In America, according to a new study by the Pew Research Center, polarization has also led to a division of America by skin color. According to the study, 81% of Republican voters are white, compared to only 59% of Democratic voters. If African Americans have the choice between Joe Biden and Donald Trump, almost 90% will vote for the Democratic presidential candidate.
Contemporary scholars of fascism warn against calling Trump a true fascist. In Foreign Policy, historian Eliah Bures writes: „We are not the 30’s today.“ But there is one aspect of our time that resembles the interwar years. It is still true, as Orwell argued at the time, „that the current political chaos is related to the decay of language and that you can probably bring about some improvement by starting at the verbal end“. Then, as now, open societies are best defended by a willingness to think and speak clearly – not hyperbolically and manipulatively – about the challenges they face.

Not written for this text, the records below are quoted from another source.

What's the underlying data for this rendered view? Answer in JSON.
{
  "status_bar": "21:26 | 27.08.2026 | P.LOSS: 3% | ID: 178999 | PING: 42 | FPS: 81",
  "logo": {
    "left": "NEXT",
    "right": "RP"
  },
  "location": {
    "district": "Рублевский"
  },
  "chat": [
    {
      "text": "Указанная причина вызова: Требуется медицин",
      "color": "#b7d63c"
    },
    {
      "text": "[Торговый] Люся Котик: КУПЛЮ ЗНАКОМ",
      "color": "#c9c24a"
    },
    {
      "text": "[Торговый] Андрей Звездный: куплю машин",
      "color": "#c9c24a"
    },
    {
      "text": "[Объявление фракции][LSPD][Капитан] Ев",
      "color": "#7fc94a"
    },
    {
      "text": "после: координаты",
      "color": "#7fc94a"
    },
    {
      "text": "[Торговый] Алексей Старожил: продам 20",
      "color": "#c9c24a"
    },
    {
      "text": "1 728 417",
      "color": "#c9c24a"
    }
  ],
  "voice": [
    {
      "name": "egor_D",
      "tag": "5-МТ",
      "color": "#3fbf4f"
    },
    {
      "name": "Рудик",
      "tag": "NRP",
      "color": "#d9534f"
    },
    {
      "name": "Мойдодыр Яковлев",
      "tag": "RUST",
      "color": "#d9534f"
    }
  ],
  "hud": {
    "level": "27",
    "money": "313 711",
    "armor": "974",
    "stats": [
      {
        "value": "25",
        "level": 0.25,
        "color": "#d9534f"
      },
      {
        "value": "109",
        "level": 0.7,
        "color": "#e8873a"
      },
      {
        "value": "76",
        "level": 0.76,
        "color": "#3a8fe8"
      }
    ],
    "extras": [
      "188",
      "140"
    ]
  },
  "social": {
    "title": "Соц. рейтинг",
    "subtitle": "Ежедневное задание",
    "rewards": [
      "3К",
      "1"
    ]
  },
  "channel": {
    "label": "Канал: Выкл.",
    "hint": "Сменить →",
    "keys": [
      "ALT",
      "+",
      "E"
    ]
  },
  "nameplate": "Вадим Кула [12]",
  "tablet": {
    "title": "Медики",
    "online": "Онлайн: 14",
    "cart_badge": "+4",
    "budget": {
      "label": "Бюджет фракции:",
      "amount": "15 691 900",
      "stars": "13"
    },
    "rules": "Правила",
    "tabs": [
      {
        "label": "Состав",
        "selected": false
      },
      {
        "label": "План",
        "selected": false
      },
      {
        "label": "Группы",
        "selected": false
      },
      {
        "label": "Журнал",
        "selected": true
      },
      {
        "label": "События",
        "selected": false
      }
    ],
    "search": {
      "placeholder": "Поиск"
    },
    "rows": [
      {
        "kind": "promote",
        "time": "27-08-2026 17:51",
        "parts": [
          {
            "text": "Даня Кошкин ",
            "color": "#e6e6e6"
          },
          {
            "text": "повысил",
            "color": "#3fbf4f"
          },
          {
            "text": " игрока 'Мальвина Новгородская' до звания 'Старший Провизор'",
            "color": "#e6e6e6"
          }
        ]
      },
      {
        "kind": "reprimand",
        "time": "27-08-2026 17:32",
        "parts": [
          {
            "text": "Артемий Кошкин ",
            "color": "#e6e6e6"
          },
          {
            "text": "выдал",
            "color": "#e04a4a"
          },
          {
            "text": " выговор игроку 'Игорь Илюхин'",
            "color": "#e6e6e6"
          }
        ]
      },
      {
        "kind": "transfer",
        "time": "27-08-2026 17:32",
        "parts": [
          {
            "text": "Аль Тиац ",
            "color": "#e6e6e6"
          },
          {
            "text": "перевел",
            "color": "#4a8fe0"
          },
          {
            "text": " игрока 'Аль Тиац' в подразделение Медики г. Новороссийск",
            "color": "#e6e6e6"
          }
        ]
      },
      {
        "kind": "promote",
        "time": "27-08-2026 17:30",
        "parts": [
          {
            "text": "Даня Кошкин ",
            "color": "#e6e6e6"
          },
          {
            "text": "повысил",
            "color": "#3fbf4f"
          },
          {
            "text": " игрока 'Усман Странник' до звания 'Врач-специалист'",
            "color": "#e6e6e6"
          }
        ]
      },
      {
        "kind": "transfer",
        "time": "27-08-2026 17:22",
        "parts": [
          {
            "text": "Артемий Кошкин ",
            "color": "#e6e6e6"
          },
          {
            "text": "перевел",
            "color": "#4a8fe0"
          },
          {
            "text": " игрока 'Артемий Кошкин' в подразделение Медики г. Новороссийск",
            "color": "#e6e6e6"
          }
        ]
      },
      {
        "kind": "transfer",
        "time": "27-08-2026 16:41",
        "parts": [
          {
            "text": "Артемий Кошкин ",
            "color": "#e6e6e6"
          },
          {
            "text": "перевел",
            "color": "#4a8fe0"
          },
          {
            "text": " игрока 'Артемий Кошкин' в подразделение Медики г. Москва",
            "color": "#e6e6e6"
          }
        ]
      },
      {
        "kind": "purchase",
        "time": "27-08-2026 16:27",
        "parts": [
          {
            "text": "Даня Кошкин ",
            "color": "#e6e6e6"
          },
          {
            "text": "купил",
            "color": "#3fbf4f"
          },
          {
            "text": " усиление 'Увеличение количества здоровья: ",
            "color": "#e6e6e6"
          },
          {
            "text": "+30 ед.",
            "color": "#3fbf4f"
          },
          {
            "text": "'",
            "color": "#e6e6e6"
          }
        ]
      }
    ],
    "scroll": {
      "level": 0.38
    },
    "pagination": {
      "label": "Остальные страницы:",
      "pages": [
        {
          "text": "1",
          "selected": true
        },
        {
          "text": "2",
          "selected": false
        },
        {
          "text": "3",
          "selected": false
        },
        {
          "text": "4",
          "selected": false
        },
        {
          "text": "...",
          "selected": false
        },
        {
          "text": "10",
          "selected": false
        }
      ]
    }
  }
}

However, the erosion of democratic culture during Trump’s presidency must sound an alarm. It is accompanied by the constant bending of norms and relentless attacks on those who show no absolute loyalty to him, from political rivals to the free press.
Many commentators warn of the decline of political liberalism in Western democracies, citing examples from Poland to Hungary, from AfD to Marie le Pen’s Rassemblement National, from Brazil’s Jair Bolsonaro to India’s Narendra Modi.
The typical Trump followers count themselves among the anti-liberals, of course. „Anti-liberals experience modernity as an ongoing political and spiritual crisis,“ writes Bures. But this threatens to cross the narrow line between conservatism and fascism. Although they are instinctively conservative in many respects, anti-liberals believed that decay has progressed to the point where there is little left to preserve, so that a reactionary return or radical regeneration (or a mixture of both) is required. Under this big anti-liberal tent, there is plenty of room for Steve Bannon and Putin, Hitler and Francisco Franco, Augusto Pinochet, Pat Buchanan and even Donald Trump.
Anti-liberals not only question economic freedom, but also the value of pluralist democracy itself. They argue that the core liberal ideals of tolerance and equality are in fact an insidious form of tyranny that destroys communities and kills the human spirit.
In his short essay Eternal Fascism written as early as 1995, Umberto Eco described briefly and precisely 14 characteristics that make up „eternal fascism“. These include irrationalism, action for action’s sake, hostility to criticism, fear of diversity, appeals to an angry and humiliated middle class, xenophobia and nationalism, demonization of the enemy, a view of life as a constant struggle, contempt for the weak, a cult of heroism, machismo and misogyny, an anti-parliamentary populism that thinks individual citizens only exist to praise and applause the leader; and a Newspeak-like impoverishment of language that prohibits complex thinking. Other characteristics of a fascist society include militarism, an anti-establishment animus, disregard for human rights and civil liberties and the longing for salvation by a charismatic strong man.
When Eco wrote this, Donald Trump was still a moderately successful real estate agent who had just gone bankrupt with his Atlantic City casinos. He might as well have written it today. If Trump is not stopped in November, the F-word could soon be a fitting description for the United States of America as a whole.